“We’ll say, ‘You can’t really go to Vail this year and ask for financial aid,’ ” said George Davison, the head of Grace Church. “And they look surprised and say, ‘But we already paid for the tickets!’ ”

Ms. Hall, a corporate counsel, began ducking the school’s calls. Where was her deposit toward the $22,000 tuition? The school had an eager waiting list. Her son, 4, knew the answer: “I can’t go here next year because Mommy didn’t get a big enough bonus.”

“Mommy didn’t get a big enough bonus,” huh? Looks like us poor rich kids won’t be hanging out with you anytime soon, now that you’ve sold your homes and all. No potlucks in the Hamptons, friends! Why bother with private school if you can’t even winter in Vail?

And then there’s the whole trend of unemployed 60-year-old hipsters/people we actually feel bad for cruising for “work.” Looks like they may as well stay at home and bitch with those terrible, terrible Macys about how “brutal” it is to not get their kids into Brearley!

The unemployment rate for adults age 55 and older was 5.2 percent in January 2009, the highest since July 1992; 1.7 million adults 55 and older were unemployed, almost twice as many as in November 2007.When Ms. Johnson started organizing job fairs in 1999, the majority attending were recent college grads and a lot were looking for advice on how to climb the corporate ladder, ask for a raise, start a business. Now, she said, the majority are baby boomers or older and they just want to work again.

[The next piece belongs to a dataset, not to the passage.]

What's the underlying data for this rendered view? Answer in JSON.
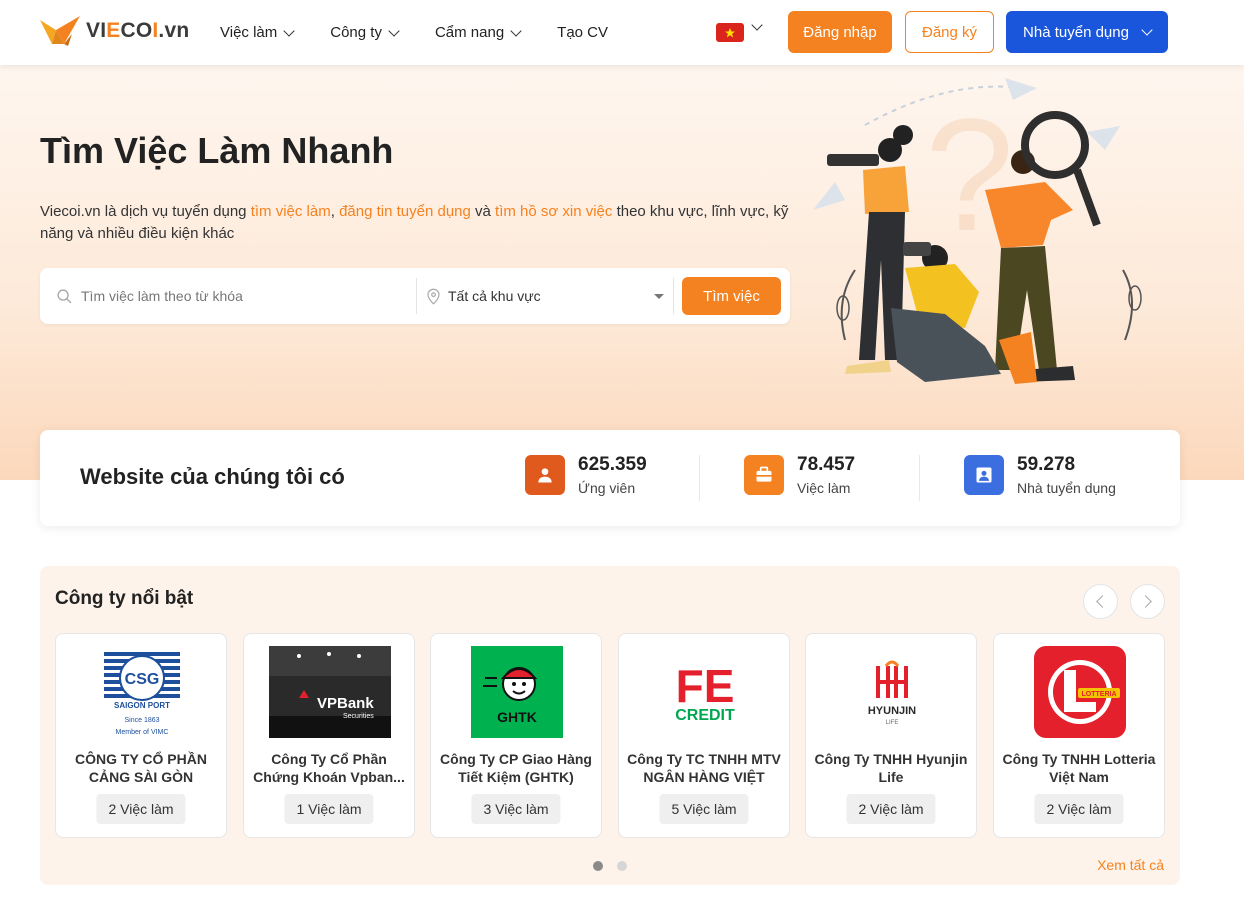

Looks like it’s time for that old post-BAC.

At this rate, by mid-2010, the struggling Times will have succesfully transformed itself into a popular blog called Poor Rich Adults.

News Roundup: The Unbearable Lightness of Being a Poor Rich Kid

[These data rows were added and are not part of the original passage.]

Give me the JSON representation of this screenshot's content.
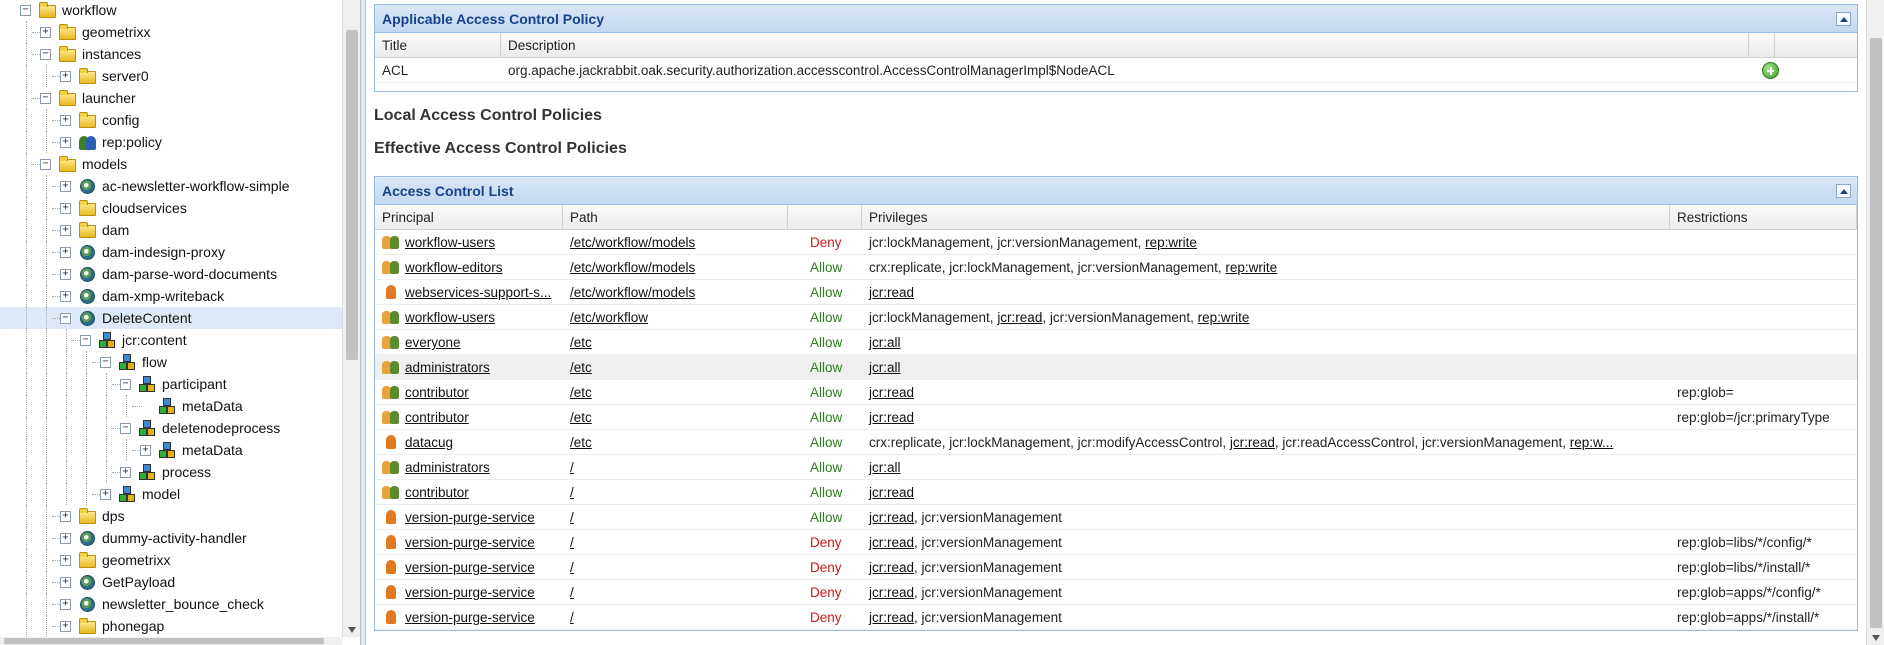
{
  "tree": {
    "nodes": [
      {
        "label": "workflow",
        "depth": 1,
        "toggle": "-",
        "icon": "folder-icon"
      },
      {
        "label": "geometrixx",
        "depth": 2,
        "toggle": "+",
        "icon": "folder-icon"
      },
      {
        "label": "instances",
        "depth": 2,
        "toggle": "-",
        "icon": "folder-icon"
      },
      {
        "label": "server0",
        "depth": 3,
        "toggle": "+",
        "icon": "folder-icon"
      },
      {
        "label": "launcher",
        "depth": 2,
        "toggle": "-",
        "icon": "folder-icon"
      },
      {
        "label": "config",
        "depth": 3,
        "toggle": "+",
        "icon": "folder-icon"
      },
      {
        "label": "rep:policy",
        "depth": 3,
        "toggle": "+",
        "icon": "policy-icon"
      },
      {
        "label": "models",
        "depth": 2,
        "toggle": "-",
        "icon": "folder-icon"
      },
      {
        "label": "ac-newsletter-workflow-simple",
        "depth": 3,
        "toggle": "+",
        "icon": "workflow-model-icon"
      },
      {
        "label": "cloudservices",
        "depth": 3,
        "toggle": "+",
        "icon": "folder-icon"
      },
      {
        "label": "dam",
        "depth": 3,
        "toggle": "+",
        "icon": "folder-icon"
      },
      {
        "label": "dam-indesign-proxy",
        "depth": 3,
        "toggle": "+",
        "icon": "workflow-model-icon"
      },
      {
        "label": "dam-parse-word-documents",
        "depth": 3,
        "toggle": "+",
        "icon": "workflow-model-icon"
      },
      {
        "label": "dam-xmp-writeback",
        "depth": 3,
        "toggle": "+",
        "icon": "workflow-model-icon"
      },
      {
        "label": "DeleteContent",
        "depth": 3,
        "toggle": "-",
        "icon": "workflow-model-icon",
        "selected": true
      },
      {
        "label": "jcr:content",
        "depth": 4,
        "toggle": "-",
        "icon": "node-icon"
      },
      {
        "label": "flow",
        "depth": 5,
        "toggle": "-",
        "icon": "node-icon"
      },
      {
        "label": "participant",
        "depth": 6,
        "toggle": "-",
        "icon": "node-icon"
      },
      {
        "label": "metaData",
        "depth": 7,
        "toggle": "",
        "icon": "node-icon"
      },
      {
        "label": "deletenodeprocess",
        "depth": 6,
        "toggle": "-",
        "icon": "node-icon"
      },
      {
        "label": "metaData",
        "depth": 7,
        "toggle": "+",
        "icon": "node-icon"
      },
      {
        "label": "process",
        "depth": 6,
        "toggle": "+",
        "icon": "node-icon"
      },
      {
        "label": "model",
        "depth": 5,
        "toggle": "+",
        "icon": "node-icon"
      },
      {
        "label": "dps",
        "depth": 3,
        "toggle": "+",
        "icon": "folder-icon"
      },
      {
        "label": "dummy-activity-handler",
        "depth": 3,
        "toggle": "+",
        "icon": "workflow-model-icon"
      },
      {
        "label": "geometrixx",
        "depth": 3,
        "toggle": "+",
        "icon": "folder-icon"
      },
      {
        "label": "GetPayload",
        "depth": 3,
        "toggle": "+",
        "icon": "workflow-model-icon"
      },
      {
        "label": "newsletter_bounce_check",
        "depth": 3,
        "toggle": "+",
        "icon": "workflow-model-icon"
      },
      {
        "label": "phonegap",
        "depth": 3,
        "toggle": "+",
        "icon": "folder-icon"
      }
    ]
  },
  "applicable_policy": {
    "title": "Applicable Access Control Policy",
    "columns": [
      "Title",
      "Description"
    ],
    "rows": [
      {
        "title": "ACL",
        "description": "org.apache.jackrabbit.oak.security.authorization.accesscontrol.AccessControlManagerImpl$NodeACL"
      }
    ]
  },
  "local_policies_title": "Local Access Control Policies",
  "effective_policies_title": "Effective Access Control Policies",
  "acl": {
    "title": "Access Control List",
    "columns": [
      "Principal",
      "Path",
      "",
      "Privileges",
      "Restrictions"
    ],
    "rows": [
      {
        "principal": "workflow-users",
        "ptype": "group",
        "path": "/etc/workflow/models",
        "access": "Deny",
        "privileges": [
          {
            "t": "jcr:lockManagement, "
          },
          {
            "t": "jcr:versionManagement, "
          },
          {
            "t": "rep:write",
            "link": true
          }
        ],
        "restrictions": ""
      },
      {
        "principal": "workflow-editors",
        "ptype": "group",
        "path": "/etc/workflow/models",
        "access": "Allow",
        "privileges": [
          {
            "t": "crx:replicate, "
          },
          {
            "t": "jcr:lockManagement, "
          },
          {
            "t": "jcr:versionManagement, "
          },
          {
            "t": "rep:write",
            "link": true
          }
        ],
        "restrictions": ""
      },
      {
        "principal": "webservices-support-s...",
        "ptype": "user",
        "path": "/etc/workflow/models",
        "access": "Allow",
        "privileges": [
          {
            "t": "jcr:read",
            "link": true
          }
        ],
        "restrictions": ""
      },
      {
        "principal": "workflow-users",
        "ptype": "group",
        "path": "/etc/workflow",
        "access": "Allow",
        "privileges": [
          {
            "t": "jcr:lockManagement, "
          },
          {
            "t": "jcr:read",
            "link": true
          },
          {
            "t": ", jcr:versionManagement, "
          },
          {
            "t": "rep:write",
            "link": true
          }
        ],
        "restrictions": ""
      },
      {
        "principal": "everyone",
        "ptype": "group",
        "path": "/etc",
        "access": "Allow",
        "privileges": [
          {
            "t": "jcr:all",
            "link": true
          }
        ],
        "restrictions": ""
      },
      {
        "principal": "administrators",
        "ptype": "group",
        "path": "/etc",
        "access": "Allow",
        "privileges": [
          {
            "t": "jcr:all",
            "link": true
          }
        ],
        "restrictions": "",
        "alt": true
      },
      {
        "principal": "contributor",
        "ptype": "group",
        "path": "/etc",
        "access": "Allow",
        "privileges": [
          {
            "t": "jcr:read",
            "link": true
          }
        ],
        "restrictions": "rep:glob="
      },
      {
        "principal": "contributor",
        "ptype": "group",
        "path": "/etc",
        "access": "Allow",
        "privileges": [
          {
            "t": "jcr:read",
            "link": true
          }
        ],
        "restrictions": "rep:glob=/jcr:primaryType"
      },
      {
        "principal": "datacug",
        "ptype": "user",
        "path": "/etc",
        "access": "Allow",
        "privileges": [
          {
            "t": "crx:replicate, jcr:lockManagement, jcr:modifyAccessControl, "
          },
          {
            "t": "jcr:read",
            "link": true
          },
          {
            "t": ", jcr:readAccessControl, jcr:versionManagement, "
          },
          {
            "t": "rep:w...",
            "link": true
          }
        ],
        "restrictions": ""
      },
      {
        "principal": "administrators",
        "ptype": "group",
        "path": "/",
        "access": "Allow",
        "privileges": [
          {
            "t": "jcr:all",
            "link": true
          }
        ],
        "restrictions": ""
      },
      {
        "principal": "contributor",
        "ptype": "group",
        "path": "/",
        "access": "Allow",
        "privileges": [
          {
            "t": "jcr:read",
            "link": true
          }
        ],
        "restrictions": ""
      },
      {
        "principal": "version-purge-service",
        "ptype": "user",
        "path": "/",
        "access": "Allow",
        "privileges": [
          {
            "t": "jcr:read",
            "link": true
          },
          {
            "t": ", jcr:versionManagement"
          }
        ],
        "restrictions": ""
      },
      {
        "principal": "version-purge-service",
        "ptype": "user",
        "path": "/",
        "access": "Deny",
        "privileges": [
          {
            "t": "jcr:read",
            "link": true
          },
          {
            "t": ", jcr:versionManagement"
          }
        ],
        "restrictions": "rep:glob=libs/*/config/*"
      },
      {
        "principal": "version-purge-service",
        "ptype": "user",
        "path": "/",
        "access": "Deny",
        "privileges": [
          {
            "t": "jcr:read",
            "link": true
          },
          {
            "t": ", jcr:versionManagement"
          }
        ],
        "restrictions": "rep:glob=libs/*/install/*"
      },
      {
        "principal": "version-purge-service",
        "ptype": "user",
        "path": "/",
        "access": "Deny",
        "privileges": [
          {
            "t": "jcr:read",
            "link": true
          },
          {
            "t": ", jcr:versionManagement"
          }
        ],
        "restrictions": "rep:glob=apps/*/config/*"
      },
      {
        "principal": "version-purge-service",
        "ptype": "user",
        "path": "/",
        "access": "Deny",
        "privileges": [
          {
            "t": "jcr:read",
            "link": true
          },
          {
            "t": ", jcr:versionManagement"
          }
        ],
        "restrictions": "rep:glob=apps/*/install/*"
      }
    ]
  },
  "colors": {
    "deny": "#cc1a1a",
    "allow": "#2e7d1e",
    "panel_header": "#15428b"
  }
}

Posted in In the News by thepoors on February 13, 2009


So 50%-75% of The New York Times has always consisted of articles about how being rich isn’t as easy as it used to be, what with flying commercial to Nantucket and not being able to get your kids into the college of their dreams. Still, never before have the interwebs devoted so much bandwith to the plight of the downwardly mobile.

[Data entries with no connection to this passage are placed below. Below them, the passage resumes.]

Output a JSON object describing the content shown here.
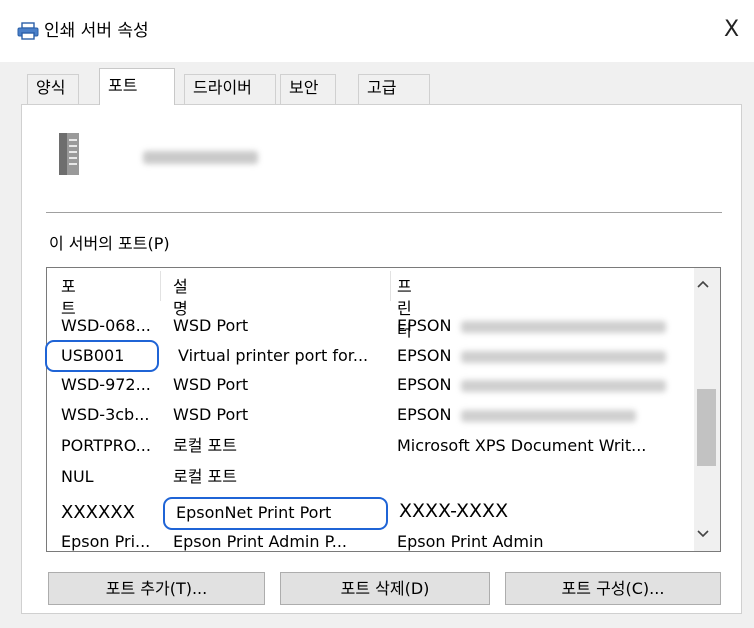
{
  "window": {
    "title": "인쇄 서버 속성",
    "close_glyph": "X"
  },
  "tabs": [
    {
      "label": "양식",
      "active": false
    },
    {
      "label": "포트",
      "active": true
    },
    {
      "label": "드라이버",
      "active": false
    },
    {
      "label": "보안",
      "active": false
    },
    {
      "label": "고급",
      "active": false
    }
  ],
  "section_label": "이 서버의 포트(P)",
  "ports_list": {
    "columns": [
      "포트",
      "설명",
      "프린터"
    ],
    "rows": [
      {
        "port": "WSD-068...",
        "description": "WSD Port",
        "printer": "EPSON"
      },
      {
        "port": "USB001",
        "description": "Virtual printer port for...",
        "printer": "EPSON"
      },
      {
        "port": "WSD-972...",
        "description": "WSD Port",
        "printer": "EPSON"
      },
      {
        "port": "WSD-3cb...",
        "description": "WSD Port",
        "printer": "EPSON"
      },
      {
        "port": "PORTPRO...",
        "description": "로컬 포트",
        "printer": "Microsoft XPS Document Writ..."
      },
      {
        "port": "NUL",
        "description": "로컬 포트",
        "printer": ""
      },
      {
        "port": "XXXXXX",
        "description": "EpsonNet Print Port",
        "printer": "XXXX-XXXX"
      },
      {
        "port": "Epson Pri...",
        "description": "Epson Print Admin P...",
        "printer": "Epson Print Admin"
      }
    ]
  },
  "buttons": {
    "add": "포트 추가(T)...",
    "delete": "포트 삭제(D)",
    "configure": "포트 구성(C)..."
  },
  "colors": {
    "highlight": "#1f64d6",
    "window_bg": "#f0f0f0"
  },
  "icons": [
    "printer-icon",
    "server-icon",
    "close-icon",
    "scroll-up-icon",
    "scroll-down-icon"
  ]
}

The Times has a truly fascinating article about the creepy Schoppe twins, a pair of overachieving Princeton juniors who are finding themselves shut out of the i-banking dream:

They live together and take all the same courses, wear identical necklace rings given to them by their grandmother and share the same goal — the kind of high-energy, high-paying job on Wall Street that recent generations of Princeton students have seen as their birthright…

First they have to get there. Despite being in the rigorous Operations Research and Financial Engineering program, they are still struggling to land interviews for summer internships amid the financial meltdown. “I’m committed to pursuing this until the last person says, ‘No,’ ” said Christine (I think). Her sister agreed.

If it doesn’t work out for you, Schoppes (and let us say: if there is a God, it won’t), you can always stay at home and eat rice and beans. We’ll even take you to a museum.

Slate had its own sob-story by a girl who once dreamt of being a writer:

My small but helpful trust fund lost 40 percent all at once, and then another 20 percent, leaving me, practically speaking, destitute. I suddenly needed something more than an Internet writing job (Internet writers need trust funds) at the exact moment when there were no jobs. Either that or a man of means

But where would we be without MTV? True Life is having a casting call:

True Life: I Can’t Afford My Lifestyle

Were you living large but hit hard by the current economic situation? Did you have a pimped out crib and now have to downsize? Has you new financial status affected your relationships because you can no longer play with the high rollers? Are you dating someone who had it all, but find yourself disappointed to have to swap five course entrees for five dollar footlongs? Do you feel that you can’t possibly give up the life you worked for, but are left with no other choice? If you have answered ‘yes’ to any of these, then MTV would like to hear your story. If you appear to be between the ages of 17-28 and can’t afford your lifestyle and would like to share your story please email us at Lifestyle@mtvn.com. Please include a your name, your story, a phone number and a photo.

If MTV were doing this for an episode of Made, we could totally be the lifestyle “coaches.”